There are certain regulations that the city must follow when it comes to inspecting and working to correct issues that occur on private property.
However, records show that several citations were issued for the problem at hand and then closed six months later — before the issue was fixed.
“We were under the impression that all the work had been completed,” Baccala said. “Keep in mind we have 45 code inspectors and over 13,000 cases, so sometimes we’re misinformed and don’t get the accurate information.
“But believe me, now that we know this problem exists, we will be back out there to inspect.”
FOX4 shared the news with Burnett who was happy to hear it. But her private contractor said it needs to happen fast.
“For it to get to the point that it’s at, that water had to be building up for years,” said Darrelon Ceawood of Anointed Hands Construction & Maintenance. “There’s some plumbing issues going on that’s causing a lot of shifting in the property and the foundation itself.”
Ceawood told FOX4 this issue spreads further than the home.
“I had to build her a new wall out front and her driveway is completely cracked in multiple places from all the water coming up,” he said. “When your home shifts, everything is going to shift. Once your foundation starts to move, quite naturally you’re going to have walls moving and floors shifting and bucking.”
Burnett has already paid over $10,000 for damages accrued from her neighbor’s back flow of sewage. Foundation One quoted her another $36,000 to correct her home’s foundation.
“It’s a waste of money as long as that plumbing issue is there,” Ceawood said. “The main source has to be addressed in order to really correct everything. If the issue is coming from the neighbor’s, starting here will not correct that because the issue hasn’t been addressed.”
Ceawood told FOX4 that the broken pipe could cost $10,000 to fix, adding that older homes have clay pipes that must be replaced, regardless of if it’s broken or not.
“Clay pipes eventually collapse, even with small roots of trees they can cause a lot of issues,” he said.

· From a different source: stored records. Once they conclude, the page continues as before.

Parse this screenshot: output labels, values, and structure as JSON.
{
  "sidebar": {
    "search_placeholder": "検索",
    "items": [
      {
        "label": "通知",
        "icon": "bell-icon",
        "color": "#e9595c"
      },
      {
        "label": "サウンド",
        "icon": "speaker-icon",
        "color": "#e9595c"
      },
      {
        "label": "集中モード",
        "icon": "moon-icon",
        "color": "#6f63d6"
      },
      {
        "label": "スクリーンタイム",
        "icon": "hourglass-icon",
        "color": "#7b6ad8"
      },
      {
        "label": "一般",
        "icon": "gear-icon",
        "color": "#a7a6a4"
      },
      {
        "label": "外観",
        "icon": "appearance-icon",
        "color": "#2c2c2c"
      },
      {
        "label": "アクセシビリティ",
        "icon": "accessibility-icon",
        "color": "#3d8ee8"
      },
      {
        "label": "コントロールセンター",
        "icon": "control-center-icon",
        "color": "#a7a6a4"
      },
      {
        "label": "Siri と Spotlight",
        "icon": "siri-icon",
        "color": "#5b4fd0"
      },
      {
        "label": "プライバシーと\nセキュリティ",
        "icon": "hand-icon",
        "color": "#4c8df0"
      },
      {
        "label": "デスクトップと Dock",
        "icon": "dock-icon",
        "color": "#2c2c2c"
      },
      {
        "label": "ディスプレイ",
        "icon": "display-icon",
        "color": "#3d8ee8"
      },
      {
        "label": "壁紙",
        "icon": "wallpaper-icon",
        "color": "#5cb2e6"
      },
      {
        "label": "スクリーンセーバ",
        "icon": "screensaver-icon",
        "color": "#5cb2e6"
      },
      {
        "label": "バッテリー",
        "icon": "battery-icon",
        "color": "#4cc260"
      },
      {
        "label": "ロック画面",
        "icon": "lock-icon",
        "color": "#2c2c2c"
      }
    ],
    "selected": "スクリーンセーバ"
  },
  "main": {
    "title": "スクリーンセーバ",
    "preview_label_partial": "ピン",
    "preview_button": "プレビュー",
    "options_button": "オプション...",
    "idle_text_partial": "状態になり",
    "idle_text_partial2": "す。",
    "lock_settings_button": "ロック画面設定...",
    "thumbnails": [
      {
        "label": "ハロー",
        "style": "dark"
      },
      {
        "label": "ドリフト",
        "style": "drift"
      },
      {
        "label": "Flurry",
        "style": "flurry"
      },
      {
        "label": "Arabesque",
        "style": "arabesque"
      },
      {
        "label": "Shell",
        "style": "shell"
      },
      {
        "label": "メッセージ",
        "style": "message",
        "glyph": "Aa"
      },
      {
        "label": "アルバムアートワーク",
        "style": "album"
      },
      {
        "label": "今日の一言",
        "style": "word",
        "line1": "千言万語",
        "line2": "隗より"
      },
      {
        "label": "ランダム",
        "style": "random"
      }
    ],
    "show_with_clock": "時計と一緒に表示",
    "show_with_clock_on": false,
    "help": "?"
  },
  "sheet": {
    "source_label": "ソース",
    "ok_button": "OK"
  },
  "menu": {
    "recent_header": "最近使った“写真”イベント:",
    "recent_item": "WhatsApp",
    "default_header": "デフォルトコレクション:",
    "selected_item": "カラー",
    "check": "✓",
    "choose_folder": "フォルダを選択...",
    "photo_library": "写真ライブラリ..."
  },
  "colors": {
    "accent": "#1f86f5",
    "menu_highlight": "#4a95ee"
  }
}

Burnett told FOX4 that the homeowner next door lives in Dallas, but she has hopes that she will stop ignoring her request to adhere to the issues that experts say are destroying her home.